Our homes are getting too hot for potted plants
But these plants do not exist in Norwegian nature.
Potted plants are mostly plants that love warmth and need sun and water. Norway is dark and cold for most of the year.
So where do houseplants come from? How can it flourish in our living rooms?
At the end of the nineteenth century
We visited the Botanical Garden in Oslo and spoke with Charlotte Sletten Bjora, who is a botanist and researches plants.
“I find potted plants incredibly exciting,” she says, enthusiastically displaying the different plants that thrive in the warmth of the greenhouse.
Here’s a hint: Potted plants thrive in the heat.
“Ported plants in the 19th and early 20th centuries were Mediterranean,” says Bjora.
This is because Mediterranean plants can survive the Norwegian winter. They have to spend the winter indoors and like to stay very cold in the winter.
“In the past, people had parlors, and they were rarely used. So these parlors were often cooler than the rest of the house, where people would put their potted plants in for the winter,” she says.
Typical Mediterranean plants include myrtle, olive trees, figs, oleanders and many palm trees.
These plants can thrive up to 5-10°C in winter.
Tropical plants love heat
Many of today’s most popular houseplants are tropical plants.
“I think what makes a potted plant popular is that it looks pretty or exotic, is easy to care for, and is hard to kill,” says Bjora.
Typical tropical plants include monstera, pothos and spider plants.
These plants prefer warm temperatures year-round and cope well with the humidity levels found in Norwegian living rooms.
“Throughout the 20th century, we began to have warmer homes year-round. This allows tropical plants to thrive in our homes,” she says.
We don’t usually have a rainforest climate in our living rooms, so we need species that can handle low humidity and light during the winter. This applies to many plants that grow on trees, typical examples being monstera and orchids.
They are actually giant in the wild
In the wild, many potted plants grow much larger, and some even bear fruit.
“Monstera can climb tall trees,” says Bjora, pointing to a 10-metre-tall tree. “Just imagine a monster covering that entire tree.”
The researcher explains that the best way to care for the plant is to imitate the way it lives in nature.
“Monsters will climb, and as they outgrow their pot, they will start to droop unless they get some support,” she says.
Sometimes plants can grow quickly and become too large for our living rooms.
“People get rid of plants as soon as they no longer look beautiful or when the plants no longer fit in their homes. I think that’s a shame,” says Bjora.
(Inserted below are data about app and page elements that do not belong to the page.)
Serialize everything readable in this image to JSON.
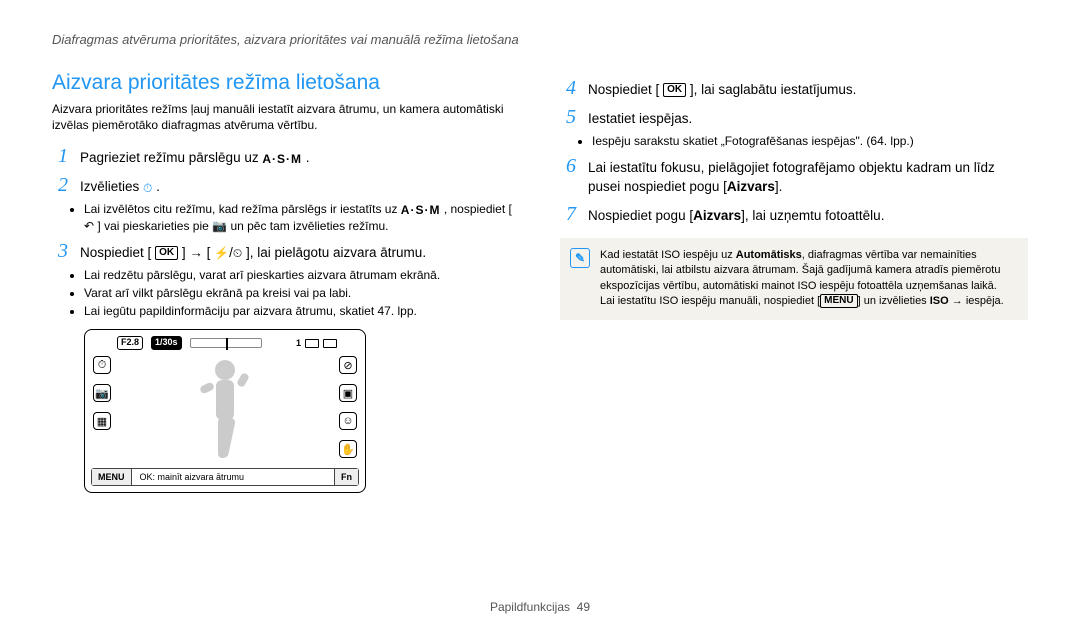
{
  "breadcrumb": "Diafragmas atvēruma prioritātes, aizvara prioritātes vai manuālā režīma lietošana",
  "section_title": "Aizvara prioritātes režīma lietošana",
  "intro": "Aizvara prioritātes režīms ļauj manuāli iestatīt aizvara ātrumu, un kamera automātiski izvēlas piemērotāko diafragmas atvēruma vērtību.",
  "left_steps": {
    "s1": {
      "num": "1",
      "pre": "Pagrieziet režīmu pārslēgu uz ",
      "mode": "A·S·M",
      "post": "."
    },
    "s2": {
      "num": "2",
      "pre": "Izvēlieties ",
      "post": ".",
      "sub1_pre": "Lai izvēlētos citu režīmu, kad režīma pārslēgs ir iestatīts uz ",
      "sub1_post": ", nospiediet [",
      "sub1_tail": "] vai pieskarieties pie ",
      "sub1_end": " un pēc tam izvēlieties režīmu."
    },
    "s3": {
      "num": "3",
      "pre": "Nospiediet [",
      "btn": "OK",
      "mid": "] → [",
      "post": "], lai pielāgotu aizvara ātrumu.",
      "sub1": "Lai redzētu pārslēgu, varat arī pieskarties aizvara ātrumam ekrānā.",
      "sub2": "Varat arī vilkt pārslēgu ekrānā pa kreisi vai pa labi.",
      "sub3": "Lai iegūtu papildinformāciju par aizvara ātrumu, skatiet 47. lpp."
    }
  },
  "right_steps": {
    "s4": {
      "num": "4",
      "pre": "Nospiediet [",
      "btn": "OK",
      "post": "], lai saglabātu iestatījumus."
    },
    "s5": {
      "num": "5",
      "text": "Iestatiet iespējas.",
      "sub1": "Iespēju sarakstu skatiet „Fotografēšanas iespējas\". (64. lpp.)"
    },
    "s6": {
      "num": "6",
      "text": "Lai iestatītu fokusu, pielāgojiet fotografējamo objektu kadram un līdz pusei nospiediet pogu [",
      "bold": "Aizvars",
      "post": "]."
    },
    "s7": {
      "num": "7",
      "text": "Nospiediet pogu [",
      "bold": "Aizvars",
      "post": "], lai uzņemtu fotoattēlu."
    }
  },
  "note": {
    "t1": "Kad iestatāt ISO iespēju uz ",
    "auto": "Automātisks",
    "t2": ", diafragmas vērtība var nemainīties automātiski, lai atbilstu aizvara ātrumam. Šajā gadījumā kamera atradīs piemērotu ekspozīcijas vērtību, automātiski mainot ISO iespēju fotoattēla uzņemšanas laikā. Lai iestatītu ISO iespēju manuāli, nospiediet [",
    "menu": "MENU",
    "t3": "] un izvēlieties ",
    "iso": "ISO",
    "t4": " → iespēja."
  },
  "camera": {
    "f": "F2.8",
    "t": "1/30s",
    "count": "1",
    "menu": "MENU",
    "msg": "OK: mainīt aizvara ātrumu",
    "fn": "Fn"
  },
  "footer": {
    "label": "Papildfunkcijas",
    "page": "49"
  }
}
However, many people share scraps with family and friends.
A cutting is a part of a plant. You can cut a branch and it will grow roots if you put it in water.
If you cut a cutting of a monstera and put it in water, it will grow roots. You can then plant them in a pot, and you have created your own potted plant.
“It seems that more people are now interested in seedlings and taking care of their plants,” says Bjora.
Norwegian living rooms have become very warm
Norwegian living rooms have become too warm for many tropical and Mediterranean plants in recent years.
“In winter, more people are starting to use heat pumps. This means that the plants are constantly exposed to warm air. There are not many plants like that,” says Bjora.
So she shows us the desert room in the botanical garden filled with large cacti and cacti.
“Norwegian living rooms have become very warm. Only desert plants thrive in rooms where the heat pump is used frequently,” she says.
Desert plants thrive in the heat and need little water and nutrients. Desert plants are also difficult to kill because they require so little attention. But they can die from drowning, so be careful when watering.
When did we get potted plants?
“How did we actually get potted plants?”
“We started using potted plants very early,” Bjora says. “In ancient Greece and the Roman Empire, they had potted plants, but they were primarily for outdoor decoration. During the Middle Ages, potted plants moved indoors, but they were Mainly confined to monasteries and often composed of medicinal plants.”
In Europe, the Middle Ages lasted from about 500 to 1500. In Norway, we also had the Viking Age from about 800 to 1050.
Bjora shows that expeditions to foreign lands from the 15th century onwards, including those by Christopher Columbus to the Caribbean and Vasco da Gama to India, introduced many new plants to Europe.
However, they indicate that potted plants did not begin to appear in people’s homes until the latter half of the 18th century. Around this time, better heating systems became more common in homes, allowing potted plants to finally survive indoors.
But it wasn’t until the 1920s that people could buy ready-made potted plants. Before that, they had to make it themselves either from seeds or cuttings.
“Do you think the Vikings brought plants home and put them in pots?”
“Maybe. But an important factor for potted plants is light, and during the Viking Age, they didn’t have the kind of windows we have today,” Bjora says.
Translated by Alet Bjordal Gjelesvik
Read the Norwegian version of this article at ung.forskning.no